Records supplied: Begin

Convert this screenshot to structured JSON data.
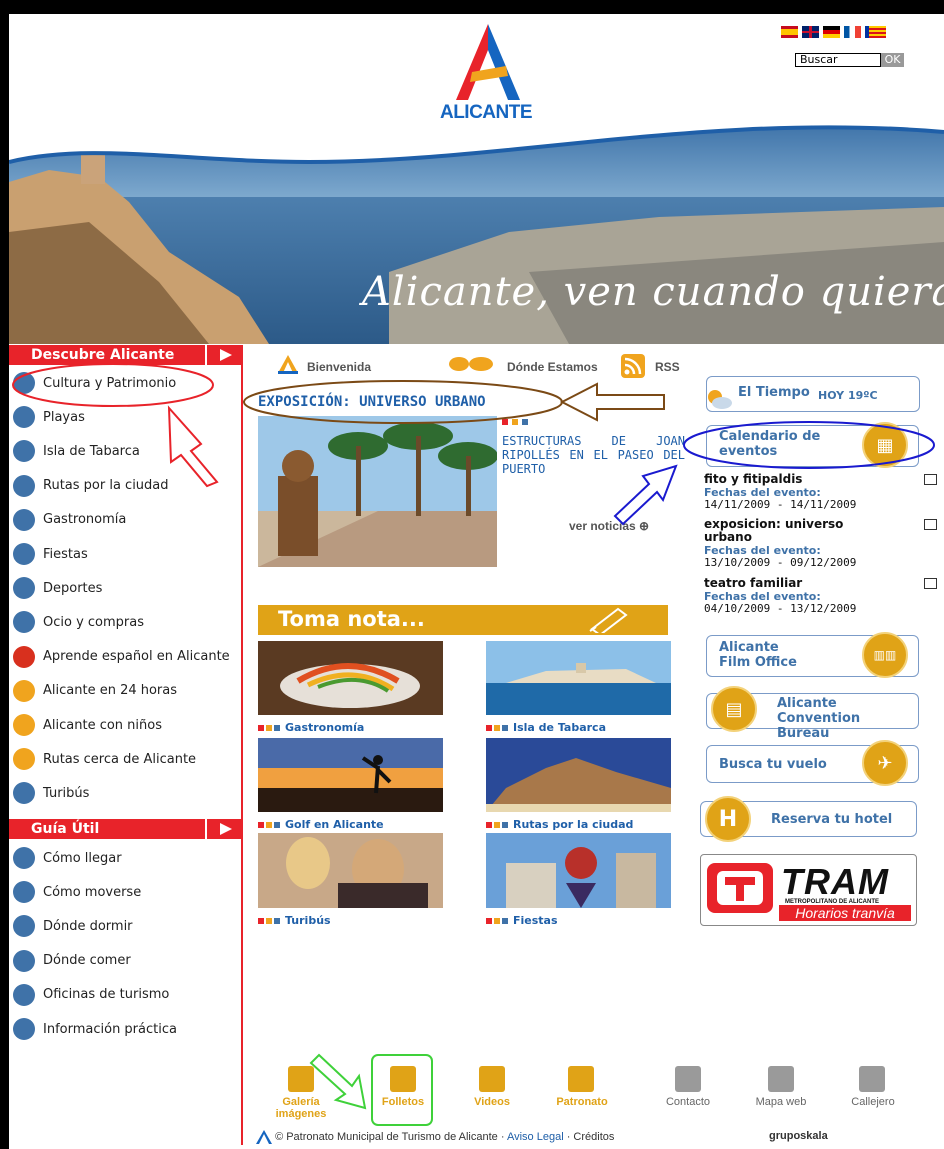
{
  "header": {
    "logo_text": "ALICANTE",
    "search_placeholder": "Buscar",
    "search_button": "OK",
    "slogan": "Alicante, ven cuando quieras",
    "flags": [
      "spanish-flag-icon",
      "english-flag-icon",
      "german-flag-icon",
      "french-flag-icon",
      "valencian-flag-icon"
    ]
  },
  "sidebar": {
    "section1_title": "Descubre Alicante",
    "section1_items": [
      {
        "label": "Cultura y Patrimonio",
        "icon": "monument-icon"
      },
      {
        "label": "Playas",
        "icon": "beach-icon"
      },
      {
        "label": "Isla de Tabarca",
        "icon": "island-icon"
      },
      {
        "label": "Rutas por la ciudad",
        "icon": "route-icon"
      },
      {
        "label": "Gastronomía",
        "icon": "cutlery-icon"
      },
      {
        "label": "Fiestas",
        "icon": "fire-icon"
      },
      {
        "label": "Deportes",
        "icon": "sports-icon"
      },
      {
        "label": "Ocio y compras",
        "icon": "shopping-icon"
      },
      {
        "label": "Aprende español en Alicante",
        "icon": "book-icon"
      },
      {
        "label": "Alicante en 24 horas",
        "icon": "clock-icon"
      },
      {
        "label": "Alicante con niños",
        "icon": "family-icon"
      },
      {
        "label": "Rutas cerca de Alicante",
        "icon": "hiking-icon"
      },
      {
        "label": "Turibús",
        "icon": "bus-icon"
      }
    ],
    "section2_title": "Guía Útil",
    "section2_items": [
      {
        "label": "Cómo llegar",
        "icon": "bus-icon"
      },
      {
        "label": "Cómo moverse",
        "icon": "car-icon"
      },
      {
        "label": "Dónde dormir",
        "icon": "bed-icon"
      },
      {
        "label": "Dónde comer",
        "icon": "plate-icon"
      },
      {
        "label": "Oficinas de turismo",
        "icon": "tourism-office-icon"
      },
      {
        "label": "Información práctica",
        "icon": "info-icon"
      }
    ]
  },
  "tabs": {
    "welcome": "Bienvenida",
    "where": "Dónde Estamos",
    "rss": "RSS"
  },
  "news": {
    "title": "EXPOSICIÓN: UNIVERSO URBANO",
    "text": "ESTRUCTURAS DE JOAN RIPOLLÉS EN EL PASEO DEL PUERTO",
    "more": "ver noticias ⊕"
  },
  "toma_nota": {
    "title": "Toma nota...",
    "items": [
      "Gastronomía",
      "Isla de Tabarca",
      "Golf en Alicante",
      "Rutas por la ciudad",
      "Turibús",
      "Fiestas"
    ]
  },
  "right": {
    "weather_label": "El Tiempo",
    "weather_value": "HOY 19ºC",
    "calendar_label": "Calendario de eventos",
    "events": [
      {
        "title": "fito y fitipaldis",
        "label": "Fechas del evento:",
        "dates": "14/11/2009 - 14/11/2009"
      },
      {
        "title": "exposicion: universo urbano",
        "label": "Fechas del evento:",
        "dates": "13/10/2009 - 09/12/2009"
      },
      {
        "title": "teatro familiar",
        "label": "Fechas del evento:",
        "dates": "04/10/2009 - 13/12/2009"
      }
    ],
    "film_office": "Alicante Film Office",
    "convention": "Alicante Convention Bureau",
    "flight": "Busca tu vuelo",
    "hotel": "Reserva tu hotel",
    "tram_logo": "TRAM",
    "tram_sub": "METROPOLITANO DE ALICANTE",
    "tram_hours": "Horarios tranvía"
  },
  "footer": {
    "icons": [
      {
        "label": "Galería imágenes",
        "icon": "camera-icon"
      },
      {
        "label": "Folletos",
        "icon": "brochure-icon"
      },
      {
        "label": "Videos",
        "icon": "video-icon"
      },
      {
        "label": "Patronato",
        "icon": "patronato-icon"
      },
      {
        "label": "Contacto",
        "icon": "phone-icon"
      },
      {
        "label": "Mapa web",
        "icon": "sitemap-icon"
      },
      {
        "label": "Callejero",
        "icon": "street-map-icon"
      }
    ],
    "copyright": "© Patronato Municipal de Turismo de Alicante · ",
    "legal": "Aviso Legal",
    "credits": " · Créditos",
    "brand": "gruposkala"
  },
  "colors": {
    "red": "#e8232a",
    "blue": "#3f72a8",
    "orange": "#e0a317",
    "link": "#1f5fa8"
  }
}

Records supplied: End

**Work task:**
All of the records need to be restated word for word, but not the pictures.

**Written reply:**
Convert this screenshot to structured JSON data.
{
  "header": {
    "logo_text": "ALICANTE",
    "search_placeholder": "Buscar",
    "search_button": "OK",
    "slogan": "Alicante, ven cuando quieras",
    "flags": [
      "spanish-flag-icon",
      "english-flag-icon",
      "german-flag-icon",
      "french-flag-icon",
      "valencian-flag-icon"
    ]
  },
  "sidebar": {
    "section1_title": "Descubre Alicante",
    "section1_items": [
      {
        "label": "Cultura y Patrimonio",
        "icon": "monument-icon"
      },
      {
        "label": "Playas",
        "icon": "beach-icon"
      },
      {
        "label": "Isla de Tabarca",
        "icon": "island-icon"
      },
      {
        "label": "Rutas por la ciudad",
        "icon": "route-icon"
      },
      {
        "label": "Gastronomía",
        "icon": "cutlery-icon"
      },
      {
        "label": "Fiestas",
        "icon": "fire-icon"
      },
      {
        "label": "Deportes",
        "icon": "sports-icon"
      },
      {
        "label": "Ocio y compras",
        "icon": "shopping-icon"
      },
      {
        "label": "Aprende español en Alicante",
        "icon": "book-icon"
      },
      {
        "label": "Alicante en 24 horas",
        "icon": "clock-icon"
      },
      {
        "label": "Alicante con niños",
        "icon": "family-icon"
      },
      {
        "label": "Rutas cerca de Alicante",
        "icon": "hiking-icon"
      },
      {
        "label": "Turibús",
        "icon": "bus-icon"
      }
    ],
    "section2_title": "Guía Útil",
    "section2_items": [
      {
        "label": "Cómo llegar",
        "icon": "bus-icon"
      },
      {
        "label": "Cómo moverse",
        "icon": "car-icon"
      },
      {
        "label": "Dónde dormir",
        "icon": "bed-icon"
      },
      {
        "label": "Dónde comer",
        "icon": "plate-icon"
      },
      {
        "label": "Oficinas de turismo",
        "icon": "tourism-office-icon"
      },
      {
        "label": "Información práctica",
        "icon": "info-icon"
      }
    ]
  },
  "tabs": {
    "welcome": "Bienvenida",
    "where": "Dónde Estamos",
    "rss": "RSS"
  },
  "news": {
    "title": "EXPOSICIÓN: UNIVERSO URBANO",
    "text": "ESTRUCTURAS DE JOAN RIPOLLÉS EN EL PASEO DEL PUERTO",
    "more": "ver noticias ⊕"
  },
  "toma_nota": {
    "title": "Toma nota...",
    "items": [
      "Gastronomía",
      "Isla de Tabarca",
      "Golf en Alicante",
      "Rutas por la ciudad",
      "Turibús",
      "Fiestas"
    ]
  },
  "right": {
    "weather_label": "El Tiempo",
    "weather_value": "HOY 19ºC",
    "calendar_label": "Calendario de eventos",
    "events": [
      {
        "title": "fito y fitipaldis",
        "label": "Fechas del evento:",
        "dates": "14/11/2009 - 14/11/2009"
      },
      {
        "title": "exposicion: universo urbano",
        "label": "Fechas del evento:",
        "dates": "13/10/2009 - 09/12/2009"
      },
      {
        "title": "teatro familiar",
        "label": "Fechas del evento:",
        "dates": "04/10/2009 - 13/12/2009"
      }
    ],
    "film_office": "Alicante Film Office",
    "convention": "Alicante Convention Bureau",
    "flight": "Busca tu vuelo",
    "hotel": "Reserva tu hotel",
    "tram_logo": "TRAM",
    "tram_sub": "METROPOLITANO DE ALICANTE",
    "tram_hours": "Horarios tranvía"
  },
  "footer": {
    "icons": [
      {
        "label": "Galería imágenes",
        "icon": "camera-icon"
      },
      {
        "label": "Folletos",
        "icon": "brochure-icon"
      },
      {
        "label": "Videos",
        "icon": "video-icon"
      },
      {
        "label": "Patronato",
        "icon": "patronato-icon"
      },
      {
        "label": "Contacto",
        "icon": "phone-icon"
      },
      {
        "label": "Mapa web",
        "icon": "sitemap-icon"
      },
      {
        "label": "Callejero",
        "icon": "street-map-icon"
      }
    ],
    "copyright": "© Patronato Municipal de Turismo de Alicante · ",
    "legal": "Aviso Legal",
    "credits": " · Créditos",
    "brand": "gruposkala"
  },
  "colors": {
    "red": "#e8232a",
    "blue": "#3f72a8",
    "orange": "#e0a317",
    "link": "#1f5fa8"
  }
}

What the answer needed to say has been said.